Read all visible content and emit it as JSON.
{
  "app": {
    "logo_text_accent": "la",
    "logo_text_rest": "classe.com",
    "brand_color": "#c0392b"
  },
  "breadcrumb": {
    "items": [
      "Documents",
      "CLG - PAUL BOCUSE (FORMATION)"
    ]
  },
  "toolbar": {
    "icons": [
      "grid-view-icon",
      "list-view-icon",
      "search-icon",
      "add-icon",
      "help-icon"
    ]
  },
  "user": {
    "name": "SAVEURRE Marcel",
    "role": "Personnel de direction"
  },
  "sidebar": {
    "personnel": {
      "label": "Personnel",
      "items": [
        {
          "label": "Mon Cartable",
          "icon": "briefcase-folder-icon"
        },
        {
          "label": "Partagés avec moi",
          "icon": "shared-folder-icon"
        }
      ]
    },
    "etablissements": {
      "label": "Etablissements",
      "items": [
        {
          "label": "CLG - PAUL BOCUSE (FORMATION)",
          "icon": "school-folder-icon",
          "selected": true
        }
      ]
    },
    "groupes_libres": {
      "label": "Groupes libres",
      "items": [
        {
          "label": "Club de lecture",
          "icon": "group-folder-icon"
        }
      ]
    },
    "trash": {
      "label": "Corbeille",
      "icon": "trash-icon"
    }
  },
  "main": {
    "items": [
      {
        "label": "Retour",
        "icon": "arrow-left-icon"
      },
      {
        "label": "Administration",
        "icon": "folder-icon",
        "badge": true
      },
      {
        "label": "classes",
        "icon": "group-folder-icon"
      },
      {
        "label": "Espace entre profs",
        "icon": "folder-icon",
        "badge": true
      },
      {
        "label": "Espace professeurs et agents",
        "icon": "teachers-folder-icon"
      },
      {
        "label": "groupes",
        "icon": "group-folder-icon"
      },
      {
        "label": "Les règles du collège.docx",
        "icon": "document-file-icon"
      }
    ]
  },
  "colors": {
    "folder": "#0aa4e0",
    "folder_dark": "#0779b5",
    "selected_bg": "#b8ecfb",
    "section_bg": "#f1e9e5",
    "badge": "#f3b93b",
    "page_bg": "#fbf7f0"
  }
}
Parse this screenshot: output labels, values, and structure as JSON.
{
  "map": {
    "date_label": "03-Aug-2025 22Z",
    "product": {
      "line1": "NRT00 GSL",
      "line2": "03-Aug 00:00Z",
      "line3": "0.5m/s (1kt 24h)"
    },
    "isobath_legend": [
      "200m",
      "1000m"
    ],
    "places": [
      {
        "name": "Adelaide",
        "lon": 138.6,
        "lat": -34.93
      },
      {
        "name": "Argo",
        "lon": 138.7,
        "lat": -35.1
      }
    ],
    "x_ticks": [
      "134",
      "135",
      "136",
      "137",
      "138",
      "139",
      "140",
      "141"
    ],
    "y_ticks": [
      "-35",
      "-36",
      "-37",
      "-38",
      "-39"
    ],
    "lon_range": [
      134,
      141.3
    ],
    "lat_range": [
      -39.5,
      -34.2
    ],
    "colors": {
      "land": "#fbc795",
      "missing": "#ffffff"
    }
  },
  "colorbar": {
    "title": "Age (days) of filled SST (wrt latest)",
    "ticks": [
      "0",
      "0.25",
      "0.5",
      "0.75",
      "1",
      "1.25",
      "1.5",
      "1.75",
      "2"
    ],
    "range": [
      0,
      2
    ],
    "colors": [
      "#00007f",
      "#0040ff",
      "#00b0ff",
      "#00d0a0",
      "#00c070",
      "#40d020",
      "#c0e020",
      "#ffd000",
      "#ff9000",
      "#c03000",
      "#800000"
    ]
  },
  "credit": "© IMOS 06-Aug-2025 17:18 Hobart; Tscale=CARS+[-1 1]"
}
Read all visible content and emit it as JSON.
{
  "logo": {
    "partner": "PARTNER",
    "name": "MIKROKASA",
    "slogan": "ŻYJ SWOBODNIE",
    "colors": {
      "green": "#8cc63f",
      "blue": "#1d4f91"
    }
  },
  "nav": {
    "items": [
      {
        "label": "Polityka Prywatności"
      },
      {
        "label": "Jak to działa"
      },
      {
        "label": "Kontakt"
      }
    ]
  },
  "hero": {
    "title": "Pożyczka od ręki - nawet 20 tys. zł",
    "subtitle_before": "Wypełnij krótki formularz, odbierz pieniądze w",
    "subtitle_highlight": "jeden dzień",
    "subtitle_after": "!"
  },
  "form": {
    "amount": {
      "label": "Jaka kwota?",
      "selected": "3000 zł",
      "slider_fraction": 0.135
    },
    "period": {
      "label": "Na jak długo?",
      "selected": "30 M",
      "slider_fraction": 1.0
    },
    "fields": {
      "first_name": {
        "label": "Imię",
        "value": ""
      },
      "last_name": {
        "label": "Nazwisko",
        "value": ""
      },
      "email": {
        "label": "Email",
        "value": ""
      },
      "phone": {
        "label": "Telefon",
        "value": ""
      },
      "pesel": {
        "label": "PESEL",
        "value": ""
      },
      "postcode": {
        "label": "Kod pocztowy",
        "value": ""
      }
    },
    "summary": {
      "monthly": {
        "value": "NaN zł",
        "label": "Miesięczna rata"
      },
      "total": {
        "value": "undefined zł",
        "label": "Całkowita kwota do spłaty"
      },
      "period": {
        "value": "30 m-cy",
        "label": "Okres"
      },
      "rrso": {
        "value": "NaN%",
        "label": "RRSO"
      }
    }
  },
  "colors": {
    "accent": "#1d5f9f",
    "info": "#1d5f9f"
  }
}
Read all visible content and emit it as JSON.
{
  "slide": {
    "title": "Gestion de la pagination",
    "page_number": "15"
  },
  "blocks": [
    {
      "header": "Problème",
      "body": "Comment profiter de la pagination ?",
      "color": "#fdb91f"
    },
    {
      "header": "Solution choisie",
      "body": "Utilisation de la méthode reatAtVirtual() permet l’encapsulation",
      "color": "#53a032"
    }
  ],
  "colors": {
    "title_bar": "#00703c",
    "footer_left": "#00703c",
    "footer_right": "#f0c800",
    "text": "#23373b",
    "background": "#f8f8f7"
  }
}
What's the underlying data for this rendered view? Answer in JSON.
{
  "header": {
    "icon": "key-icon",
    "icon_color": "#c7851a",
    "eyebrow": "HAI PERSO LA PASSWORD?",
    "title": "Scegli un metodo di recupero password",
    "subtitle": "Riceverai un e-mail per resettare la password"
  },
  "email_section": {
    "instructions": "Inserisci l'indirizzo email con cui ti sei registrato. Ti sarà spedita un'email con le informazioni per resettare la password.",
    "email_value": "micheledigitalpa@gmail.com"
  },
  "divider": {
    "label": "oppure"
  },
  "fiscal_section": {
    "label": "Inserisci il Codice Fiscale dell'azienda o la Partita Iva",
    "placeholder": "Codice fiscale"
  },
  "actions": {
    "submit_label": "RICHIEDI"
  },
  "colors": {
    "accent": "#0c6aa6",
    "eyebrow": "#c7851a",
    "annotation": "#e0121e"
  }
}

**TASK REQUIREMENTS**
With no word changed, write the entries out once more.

**WRITTEN ANSWER**
Read all visible content and emit it as JSON.
{
  "app": {
    "logo_text_accent": "la",
    "logo_text_rest": "classe.com",
    "brand_color": "#c0392b"
  },
  "breadcrumb": {
    "items": [
      "Documents",
      "CLG - PAUL BOCUSE (FORMATION)"
    ]
  },
  "toolbar": {
    "icons": [
      "grid-view-icon",
      "list-view-icon",
      "search-icon",
      "add-icon",
      "help-icon"
    ]
  },
  "user": {
    "name": "SAVEURRE Marcel",
    "role": "Personnel de direction"
  },
  "sidebar": {
    "personnel": {
      "label": "Personnel",
      "items": [
        {
          "label": "Mon Cartable",
          "icon": "briefcase-folder-icon"
        },
        {
          "label": "Partagés avec moi",
          "icon": "shared-folder-icon"
        }
      ]
    },
    "etablissements": {
      "label": "Etablissements",
      "items": [
        {
          "label": "CLG - PAUL BOCUSE (FORMATION)",
          "icon": "school-folder-icon",
          "selected": true
        }
      ]
    },
    "groupes_libres": {
      "label": "Groupes libres",
      "items": [
        {
          "label": "Club de lecture",
          "icon": "group-folder-icon"
        }
      ]
    },
    "trash": {
      "label": "Corbeille",
      "icon": "trash-icon"
    }
  },
  "main": {
    "items": [
      {
        "label": "Retour",
        "icon": "arrow-left-icon"
      },
      {
        "label": "Administration",
        "icon": "folder-icon",
        "badge": true
      },
      {
        "label": "classes",
        "icon": "group-folder-icon"
      },
      {
        "label": "Espace entre profs",
        "icon": "folder-icon",
        "badge": true
      },
      {
        "label": "Espace professeurs et agents",
        "icon": "teachers-folder-icon"
      },
      {
        "label": "groupes",
        "icon": "group-folder-icon"
      },
      {
        "label": "Les règles du collège.docx",
        "icon": "document-file-icon"
      }
    ]
  },
  "colors": {
    "folder": "#0aa4e0",
    "folder_dark": "#0779b5",
    "selected_bg": "#b8ecfb",
    "section_bg": "#f1e9e5",
    "badge": "#f3b93b",
    "page_bg": "#fbf7f0"
  }
}
Parse this screenshot: output labels, values, and structure as JSON.
{
  "map": {
    "date_label": "03-Aug-2025 22Z",
    "product": {
      "line1": "NRT00 GSL",
      "line2": "03-Aug 00:00Z",
      "line3": "0.5m/s (1kt 24h)"
    },
    "isobath_legend": [
      "200m",
      "1000m"
    ],
    "places": [
      {
        "name": "Adelaide",
        "lon": 138.6,
        "lat": -34.93
      },
      {
        "name": "Argo",
        "lon": 138.7,
        "lat": -35.1
      }
    ],
    "x_ticks": [
      "134",
      "135",
      "136",
      "137",
      "138",
      "139",
      "140",
      "141"
    ],
    "y_ticks": [
      "-35",
      "-36",
      "-37",
      "-38",
      "-39"
    ],
    "lon_range": [
      134,
      141.3
    ],
    "lat_range": [
      -39.5,
      -34.2
    ],
    "colors": {
      "land": "#fbc795",
      "missing": "#ffffff"
    }
  },
  "colorbar": {
    "title": "Age (days) of filled SST (wrt latest)",
    "ticks": [
      "0",
      "0.25",
      "0.5",
      "0.75",
      "1",
      "1.25",
      "1.5",
      "1.75",
      "2"
    ],
    "range": [
      0,
      2
    ],
    "colors": [
      "#00007f",
      "#0040ff",
      "#00b0ff",
      "#00d0a0",
      "#00c070",
      "#40d020",
      "#c0e020",
      "#ffd000",
      "#ff9000",
      "#c03000",
      "#800000"
    ]
  },
  "credit": "© IMOS 06-Aug-2025 17:18 Hobart; Tscale=CARS+[-1 1]"
}
Read all visible content and emit it as JSON.
{
  "logo": {
    "partner": "PARTNER",
    "name": "MIKROKASA",
    "slogan": "ŻYJ SWOBODNIE",
    "colors": {
      "green": "#8cc63f",
      "blue": "#1d4f91"
    }
  },
  "nav": {
    "items": [
      {
        "label": "Polityka Prywatności"
      },
      {
        "label": "Jak to działa"
      },
      {
        "label": "Kontakt"
      }
    ]
  },
  "hero": {
    "title": "Pożyczka od ręki - nawet 20 tys. zł",
    "subtitle_before": "Wypełnij krótki formularz, odbierz pieniądze w",
    "subtitle_highlight": "jeden dzień",
    "subtitle_after": "!"
  },
  "form": {
    "amount": {
      "label": "Jaka kwota?",
      "selected": "3000 zł",
      "slider_fraction": 0.135
    },
    "period": {
      "label": "Na jak długo?",
      "selected": "30 M",
      "slider_fraction": 1.0
    },
    "fields": {
      "first_name": {
        "label": "Imię",
        "value": ""
      },
      "last_name": {
        "label": "Nazwisko",
        "value": ""
      },
      "email": {
        "label": "Email",
        "value": ""
      },
      "phone": {
        "label": "Telefon",
        "value": ""
      },
      "pesel": {
        "label": "PESEL",
        "value": ""
      },
      "postcode": {
        "label": "Kod pocztowy",
        "value": ""
      }
    },
    "summary": {
      "monthly": {
        "value": "NaN zł",
        "label": "Miesięczna rata"
      },
      "total": {
        "value": "undefined zł",
        "label": "Całkowita kwota do spłaty"
      },
      "period": {
        "value": "30 m-cy",
        "label": "Okres"
      },
      "rrso": {
        "value": "NaN%",
        "label": "RRSO"
      }
    }
  },
  "colors": {
    "accent": "#1d5f9f",
    "info": "#1d5f9f"
  }
}
Read all visible content and emit it as JSON.
{
  "slide": {
    "title": "Gestion de la pagination",
    "page_number": "15"
  },
  "blocks": [
    {
      "header": "Problème",
      "body": "Comment profiter de la pagination ?",
      "color": "#fdb91f"
    },
    {
      "header": "Solution choisie",
      "body": "Utilisation de la méthode reatAtVirtual() permet l’encapsulation",
      "color": "#53a032"
    }
  ],
  "colors": {
    "title_bar": "#00703c",
    "footer_left": "#00703c",
    "footer_right": "#f0c800",
    "text": "#23373b",
    "background": "#f8f8f7"
  }
}
What's the underlying data for this rendered view? Answer in JSON.
{
  "header": {
    "icon": "key-icon",
    "icon_color": "#c7851a",
    "eyebrow": "HAI PERSO LA PASSWORD?",
    "title": "Scegli un metodo di recupero password",
    "subtitle": "Riceverai un e-mail per resettare la password"
  },
  "email_section": {
    "instructions": "Inserisci l'indirizzo email con cui ti sei registrato. Ti sarà spedita un'email con le informazioni per resettare la password.",
    "email_value": "micheledigitalpa@gmail.com"
  },
  "divider": {
    "label": "oppure"
  },
  "fiscal_section": {
    "label": "Inserisci il Codice Fiscale dell'azienda o la Partita Iva",
    "placeholder": "Codice fiscale"
  },
  "actions": {
    "submit_label": "RICHIEDI"
  },
  "colors": {
    "accent": "#0c6aa6",
    "eyebrow": "#c7851a",
    "annotation": "#e0121e"
  }
}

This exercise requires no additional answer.